-- Material for this exercise follows --

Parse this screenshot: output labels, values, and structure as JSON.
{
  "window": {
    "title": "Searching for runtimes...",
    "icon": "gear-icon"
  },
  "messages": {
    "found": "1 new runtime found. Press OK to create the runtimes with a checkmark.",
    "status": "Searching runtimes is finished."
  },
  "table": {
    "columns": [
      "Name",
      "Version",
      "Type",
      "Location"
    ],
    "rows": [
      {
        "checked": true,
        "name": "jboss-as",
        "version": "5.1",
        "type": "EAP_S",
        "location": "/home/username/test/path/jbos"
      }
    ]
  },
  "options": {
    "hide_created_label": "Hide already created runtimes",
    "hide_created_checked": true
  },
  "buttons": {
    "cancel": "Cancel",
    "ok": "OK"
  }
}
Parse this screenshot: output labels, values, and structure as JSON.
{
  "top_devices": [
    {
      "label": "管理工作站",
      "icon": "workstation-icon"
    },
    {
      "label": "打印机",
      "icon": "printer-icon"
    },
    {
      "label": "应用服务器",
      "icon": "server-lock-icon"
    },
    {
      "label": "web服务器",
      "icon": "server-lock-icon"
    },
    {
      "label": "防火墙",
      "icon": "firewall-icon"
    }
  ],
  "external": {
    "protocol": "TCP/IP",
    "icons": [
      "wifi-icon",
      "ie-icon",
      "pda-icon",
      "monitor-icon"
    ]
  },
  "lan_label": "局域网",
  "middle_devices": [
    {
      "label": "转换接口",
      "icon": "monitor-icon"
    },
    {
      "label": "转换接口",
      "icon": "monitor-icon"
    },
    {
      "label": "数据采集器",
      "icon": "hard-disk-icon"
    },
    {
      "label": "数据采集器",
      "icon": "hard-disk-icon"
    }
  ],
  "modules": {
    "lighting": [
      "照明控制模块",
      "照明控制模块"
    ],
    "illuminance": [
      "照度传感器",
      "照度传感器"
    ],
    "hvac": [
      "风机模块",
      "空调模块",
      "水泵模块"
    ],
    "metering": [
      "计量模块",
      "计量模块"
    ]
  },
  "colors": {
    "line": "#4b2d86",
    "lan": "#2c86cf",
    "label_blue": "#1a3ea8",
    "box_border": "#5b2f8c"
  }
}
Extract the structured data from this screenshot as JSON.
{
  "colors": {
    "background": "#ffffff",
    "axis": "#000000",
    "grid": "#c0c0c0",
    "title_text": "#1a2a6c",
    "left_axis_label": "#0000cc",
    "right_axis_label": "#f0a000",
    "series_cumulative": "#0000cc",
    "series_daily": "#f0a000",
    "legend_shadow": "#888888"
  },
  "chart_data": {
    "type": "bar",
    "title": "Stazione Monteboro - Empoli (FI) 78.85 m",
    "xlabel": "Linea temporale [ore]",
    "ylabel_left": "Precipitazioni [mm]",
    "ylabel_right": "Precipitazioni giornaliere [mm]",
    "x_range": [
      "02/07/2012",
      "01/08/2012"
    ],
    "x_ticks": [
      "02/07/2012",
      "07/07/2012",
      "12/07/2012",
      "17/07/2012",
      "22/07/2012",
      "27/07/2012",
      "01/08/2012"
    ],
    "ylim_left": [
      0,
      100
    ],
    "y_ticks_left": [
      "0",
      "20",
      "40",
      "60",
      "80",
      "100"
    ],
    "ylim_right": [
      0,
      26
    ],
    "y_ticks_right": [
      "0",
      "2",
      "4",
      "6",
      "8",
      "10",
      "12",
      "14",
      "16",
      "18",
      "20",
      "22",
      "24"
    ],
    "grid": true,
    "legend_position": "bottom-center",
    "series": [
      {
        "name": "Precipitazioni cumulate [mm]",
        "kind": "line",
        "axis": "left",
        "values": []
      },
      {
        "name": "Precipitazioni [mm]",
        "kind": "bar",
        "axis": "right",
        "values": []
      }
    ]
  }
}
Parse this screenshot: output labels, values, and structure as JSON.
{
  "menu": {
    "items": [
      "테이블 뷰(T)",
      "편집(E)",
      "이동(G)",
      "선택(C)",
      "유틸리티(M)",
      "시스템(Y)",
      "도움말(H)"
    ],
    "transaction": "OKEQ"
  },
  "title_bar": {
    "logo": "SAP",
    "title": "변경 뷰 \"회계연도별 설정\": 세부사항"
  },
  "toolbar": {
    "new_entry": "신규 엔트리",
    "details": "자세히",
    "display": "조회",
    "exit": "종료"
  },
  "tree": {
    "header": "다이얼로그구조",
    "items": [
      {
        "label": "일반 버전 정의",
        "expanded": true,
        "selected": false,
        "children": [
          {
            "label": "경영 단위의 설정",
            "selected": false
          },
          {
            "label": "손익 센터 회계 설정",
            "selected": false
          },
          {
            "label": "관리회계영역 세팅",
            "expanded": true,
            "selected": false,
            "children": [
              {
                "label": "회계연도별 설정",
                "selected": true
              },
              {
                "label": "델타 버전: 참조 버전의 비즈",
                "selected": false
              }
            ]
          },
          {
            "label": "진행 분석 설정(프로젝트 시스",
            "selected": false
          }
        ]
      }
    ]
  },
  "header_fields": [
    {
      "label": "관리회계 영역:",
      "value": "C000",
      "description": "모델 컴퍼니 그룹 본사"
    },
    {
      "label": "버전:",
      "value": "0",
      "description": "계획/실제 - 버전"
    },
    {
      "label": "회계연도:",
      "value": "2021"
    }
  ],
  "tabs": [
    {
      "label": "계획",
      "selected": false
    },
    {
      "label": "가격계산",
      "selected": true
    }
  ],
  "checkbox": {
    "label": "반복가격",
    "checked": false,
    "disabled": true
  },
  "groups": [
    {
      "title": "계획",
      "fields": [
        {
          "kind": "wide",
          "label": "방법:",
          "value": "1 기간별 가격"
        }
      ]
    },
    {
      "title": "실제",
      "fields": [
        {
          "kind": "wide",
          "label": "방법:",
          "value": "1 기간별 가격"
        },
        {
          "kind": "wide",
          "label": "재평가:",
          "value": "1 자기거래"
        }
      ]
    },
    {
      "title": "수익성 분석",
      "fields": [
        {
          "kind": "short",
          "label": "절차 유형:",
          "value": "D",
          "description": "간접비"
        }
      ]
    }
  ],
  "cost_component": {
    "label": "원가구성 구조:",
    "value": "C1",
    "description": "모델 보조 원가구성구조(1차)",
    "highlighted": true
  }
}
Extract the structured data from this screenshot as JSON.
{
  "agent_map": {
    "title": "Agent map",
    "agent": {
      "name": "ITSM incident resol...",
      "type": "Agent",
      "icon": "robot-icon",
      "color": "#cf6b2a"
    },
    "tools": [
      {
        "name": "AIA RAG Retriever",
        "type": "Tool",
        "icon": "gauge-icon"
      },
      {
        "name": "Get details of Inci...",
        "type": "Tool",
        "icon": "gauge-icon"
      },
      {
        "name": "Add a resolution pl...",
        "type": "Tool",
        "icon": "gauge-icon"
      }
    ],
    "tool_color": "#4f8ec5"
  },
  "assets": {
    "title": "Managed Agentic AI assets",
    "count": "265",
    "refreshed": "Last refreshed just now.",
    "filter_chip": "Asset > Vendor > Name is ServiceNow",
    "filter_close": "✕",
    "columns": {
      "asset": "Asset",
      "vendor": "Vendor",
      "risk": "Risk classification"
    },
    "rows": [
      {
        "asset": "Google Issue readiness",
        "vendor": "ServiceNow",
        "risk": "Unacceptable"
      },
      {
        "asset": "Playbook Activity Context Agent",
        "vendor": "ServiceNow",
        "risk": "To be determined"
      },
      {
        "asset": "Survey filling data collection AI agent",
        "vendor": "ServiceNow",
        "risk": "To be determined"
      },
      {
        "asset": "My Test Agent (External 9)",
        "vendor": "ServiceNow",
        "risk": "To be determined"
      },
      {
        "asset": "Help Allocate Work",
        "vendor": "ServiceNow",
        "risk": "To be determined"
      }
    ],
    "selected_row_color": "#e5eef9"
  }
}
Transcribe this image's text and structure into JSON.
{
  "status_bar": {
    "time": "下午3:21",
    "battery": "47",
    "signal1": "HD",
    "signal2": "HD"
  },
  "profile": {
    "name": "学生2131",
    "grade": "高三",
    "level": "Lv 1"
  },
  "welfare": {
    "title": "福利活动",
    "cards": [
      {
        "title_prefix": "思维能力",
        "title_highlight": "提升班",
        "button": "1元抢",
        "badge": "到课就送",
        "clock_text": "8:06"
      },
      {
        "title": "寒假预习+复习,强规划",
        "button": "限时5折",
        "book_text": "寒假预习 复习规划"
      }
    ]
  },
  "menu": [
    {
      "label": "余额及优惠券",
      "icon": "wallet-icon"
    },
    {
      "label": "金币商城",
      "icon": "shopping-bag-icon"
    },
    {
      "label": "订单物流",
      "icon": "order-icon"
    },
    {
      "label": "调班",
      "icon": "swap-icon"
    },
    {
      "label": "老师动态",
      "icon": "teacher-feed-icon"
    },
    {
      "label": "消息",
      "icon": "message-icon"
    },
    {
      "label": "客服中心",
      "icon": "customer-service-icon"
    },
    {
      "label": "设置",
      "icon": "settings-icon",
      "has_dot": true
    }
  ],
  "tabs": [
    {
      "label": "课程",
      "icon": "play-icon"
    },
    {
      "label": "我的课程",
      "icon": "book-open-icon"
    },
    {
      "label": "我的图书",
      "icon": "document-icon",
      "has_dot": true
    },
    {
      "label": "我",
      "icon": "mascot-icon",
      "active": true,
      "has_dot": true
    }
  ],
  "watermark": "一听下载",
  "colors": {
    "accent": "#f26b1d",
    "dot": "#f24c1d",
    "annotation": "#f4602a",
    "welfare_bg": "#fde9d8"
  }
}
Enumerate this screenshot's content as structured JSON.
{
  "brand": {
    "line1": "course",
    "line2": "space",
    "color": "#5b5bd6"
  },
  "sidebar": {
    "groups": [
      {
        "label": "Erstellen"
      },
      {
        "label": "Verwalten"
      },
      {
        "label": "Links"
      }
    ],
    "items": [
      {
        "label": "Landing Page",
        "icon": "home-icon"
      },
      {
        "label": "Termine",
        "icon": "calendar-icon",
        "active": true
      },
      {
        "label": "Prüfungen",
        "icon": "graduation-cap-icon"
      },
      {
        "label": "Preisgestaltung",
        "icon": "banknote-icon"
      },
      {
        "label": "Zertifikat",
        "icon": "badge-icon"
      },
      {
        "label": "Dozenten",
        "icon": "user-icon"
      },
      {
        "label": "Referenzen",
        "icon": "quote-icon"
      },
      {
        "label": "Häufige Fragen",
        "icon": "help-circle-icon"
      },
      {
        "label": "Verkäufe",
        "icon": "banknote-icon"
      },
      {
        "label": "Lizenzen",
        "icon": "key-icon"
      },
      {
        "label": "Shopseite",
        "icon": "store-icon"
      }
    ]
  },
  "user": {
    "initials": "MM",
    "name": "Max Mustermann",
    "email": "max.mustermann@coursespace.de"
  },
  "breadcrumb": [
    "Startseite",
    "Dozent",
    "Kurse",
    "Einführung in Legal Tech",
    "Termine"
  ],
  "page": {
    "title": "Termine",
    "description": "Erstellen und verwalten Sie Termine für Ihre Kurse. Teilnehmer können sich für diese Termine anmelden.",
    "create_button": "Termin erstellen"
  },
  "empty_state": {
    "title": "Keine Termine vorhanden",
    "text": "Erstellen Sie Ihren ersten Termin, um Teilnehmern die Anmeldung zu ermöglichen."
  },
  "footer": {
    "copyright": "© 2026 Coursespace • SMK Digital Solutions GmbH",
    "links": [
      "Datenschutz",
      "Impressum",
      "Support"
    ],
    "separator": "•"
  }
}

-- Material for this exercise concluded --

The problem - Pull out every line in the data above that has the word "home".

Answer space -
        "location": "/home/username/test/path/jbos"
        "icon": "home-icon"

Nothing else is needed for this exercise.